Online sharing site Pinterest is moving to make inroads into the social commerce movement and extending tools to help creators monetize their pins. To enable influencers to leverage the platform to make a living, Pinterest has added a cross-section of pins on its social site to give users the ability to tap on those pins to make purchases. Creators can also make use of affiliate links to bank a percentage of sales volume. Pinterest’s data supports the effectiveness of pins: Some 89 percent of buyers are more likely to move forward with a purchase that’s tagged with Idea Pins compared to those seen in Product Pins. Pinterest is also adding a “paid partnerships” label for creators who share branded content. Influencers who create content on behalf of a company can tag the brand in Idea Pins. Once the brand gives the tag the green light, the label will appear. The goal is to improve transparency and make it easier for creators to disclose paid partnerships. Product tagging on Idea Pins will initially roll out to business accounts in the U.S. and the U.K., and will later expand to international users.
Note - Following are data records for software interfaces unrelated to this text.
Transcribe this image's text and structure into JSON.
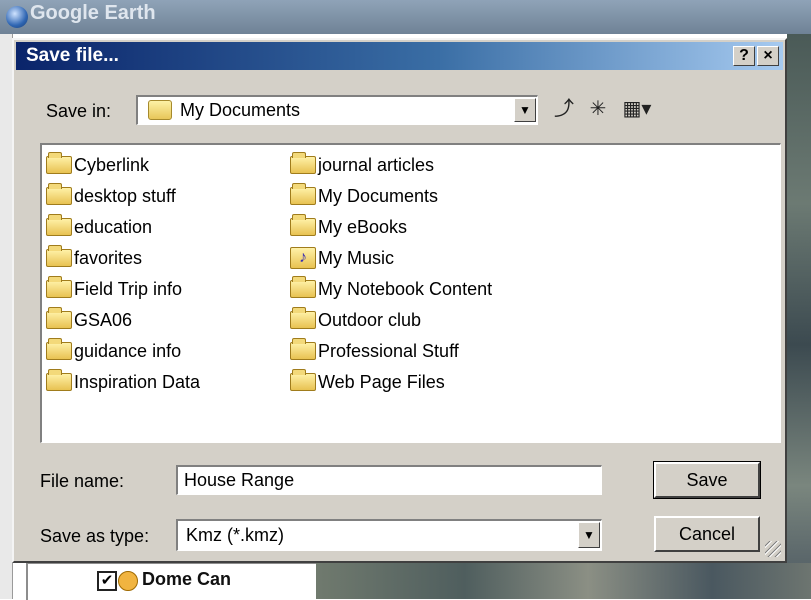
{
  "background_app": {
    "title": "Google Earth",
    "places_item_label": "Dome Can",
    "places_item_checked": true
  },
  "dialog": {
    "title": "Save file...",
    "help_label": "?",
    "close_label": "×",
    "save_in": {
      "label": "Save in:",
      "value": "My Documents"
    },
    "toolbar_icons": [
      "up-one-level-icon",
      "new-folder-icon",
      "views-menu-icon"
    ],
    "files_col1": [
      {
        "name": "Cyberlink",
        "icon": "folder-icon"
      },
      {
        "name": "desktop stuff",
        "icon": "folder-icon"
      },
      {
        "name": "education",
        "icon": "folder-icon"
      },
      {
        "name": "favorites",
        "icon": "folder-icon"
      },
      {
        "name": "Field Trip info",
        "icon": "folder-icon"
      },
      {
        "name": "GSA06",
        "icon": "folder-icon"
      },
      {
        "name": "guidance info",
        "icon": "folder-icon"
      },
      {
        "name": "Inspiration Data",
        "icon": "folder-icon"
      }
    ],
    "files_col2": [
      {
        "name": "journal articles",
        "icon": "folder-icon"
      },
      {
        "name": "My Documents",
        "icon": "folder-icon"
      },
      {
        "name": "My eBooks",
        "icon": "folder-icon"
      },
      {
        "name": "My Music",
        "icon": "music-folder-icon"
      },
      {
        "name": "My Notebook Content",
        "icon": "folder-icon"
      },
      {
        "name": "Outdoor club",
        "icon": "folder-icon"
      },
      {
        "name": "Professional Stuff",
        "icon": "folder-icon"
      },
      {
        "name": "Web Page Files",
        "icon": "folder-icon"
      }
    ],
    "file_name": {
      "label": "File name:",
      "value": "House Range"
    },
    "save_as_type": {
      "label": "Save as type:",
      "value": "Kmz (*.kmz)"
    },
    "save_button": "Save",
    "cancel_button": "Cancel"
  },
  "colors": {
    "titlebar_start": "#0a246a",
    "titlebar_end": "#a6caf0",
    "dialog_face": "#d4d0c8",
    "folder_yellow": "#e8c252"
  }
}
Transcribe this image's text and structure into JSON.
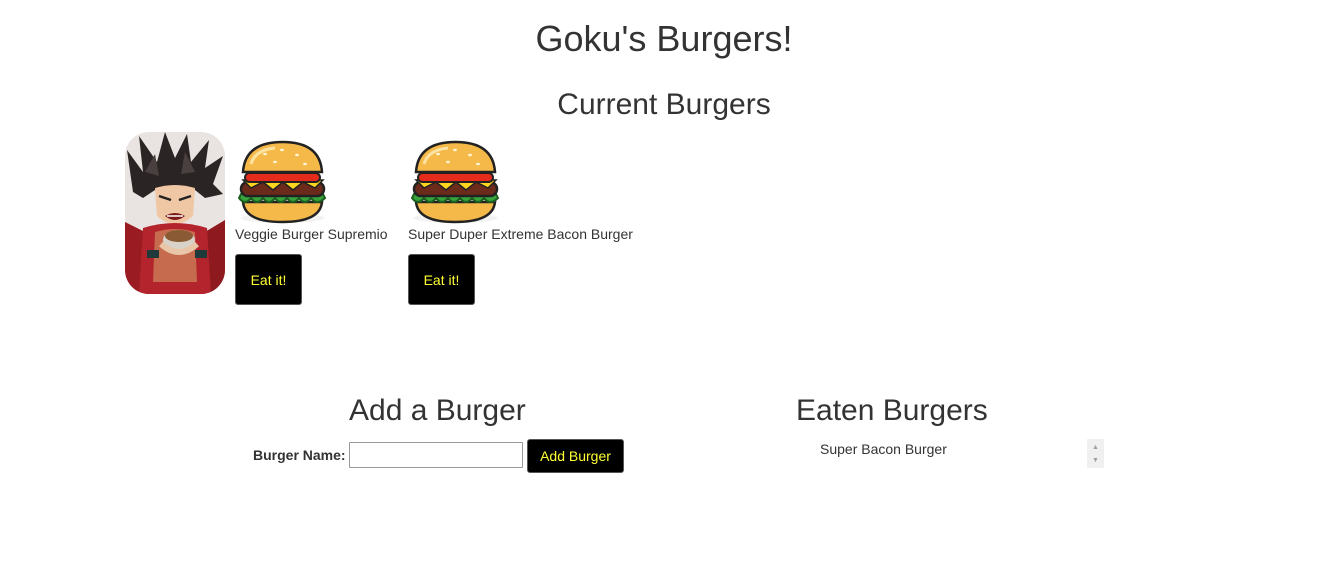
{
  "header": {
    "title": "Goku's Burgers!"
  },
  "current": {
    "title": "Current Burgers",
    "burgers": [
      {
        "name": "Veggie Burger Supremio",
        "button_label": "Eat it!"
      },
      {
        "name": "Super Duper Extreme Bacon Burger",
        "button_label": "Eat it!"
      }
    ]
  },
  "add_form": {
    "title": "Add a Burger",
    "label": "Burger Name:",
    "input_value": "",
    "button_label": "Add Burger"
  },
  "eaten": {
    "title": "Eaten Burgers",
    "items": [
      "Super Bacon Burger"
    ]
  },
  "colors": {
    "button_bg": "#000000",
    "button_text": "#ffff33",
    "text": "#333333"
  },
  "icons": {
    "burger": "burger-icon",
    "mascot": "goku-mascot-image",
    "scroll_up": "scroll-up-arrow-icon",
    "scroll_down": "scroll-down-arrow-icon"
  }
}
- In PYMNTS’ July 2021 survey BNPL’s ability to spread payments over time and its ease of use were the most cited reasons for choosing the method, regardless of the consumers’ level of financial inclusion. Consumers with blemished credit or challenging credit histories see BNPL to improve overall credit health and scores specifically, a fact that is amply supported by the findings. 51 percent of consumers who have used or would use installments think BNPL “will allow them to improve their credit scores. This rate is higher for financially underserved consumers (57 percent and 69 percent of second-chance and shut-out consumers, respectively).” Additionally, 77 percent of consumers with little credit or damaged credit now see BNPL “as an option that improves their ability to buy things that they want without overspending.”
- Among the three BNPL personas identified in the new research — the financially stable “worry-free,” nearly one-quarter (23 percent) of “second-chance” consumers with blemished credit, and “shut-out” consumers typically living paycheck to paycheck and struggling with bills — BNPL is seen as an alternative to credit cards they either can’t access or can’t afford. Many consumers cite a fear of overspending. Card fees and interest rates are top reasons people in all personas avoid traditional credit cards. 40 percent of worry-free consumers who did not have a credit card in the last 12 months reported that they did not want to use credit cards because the cards encouraged them to spend money,” per the study.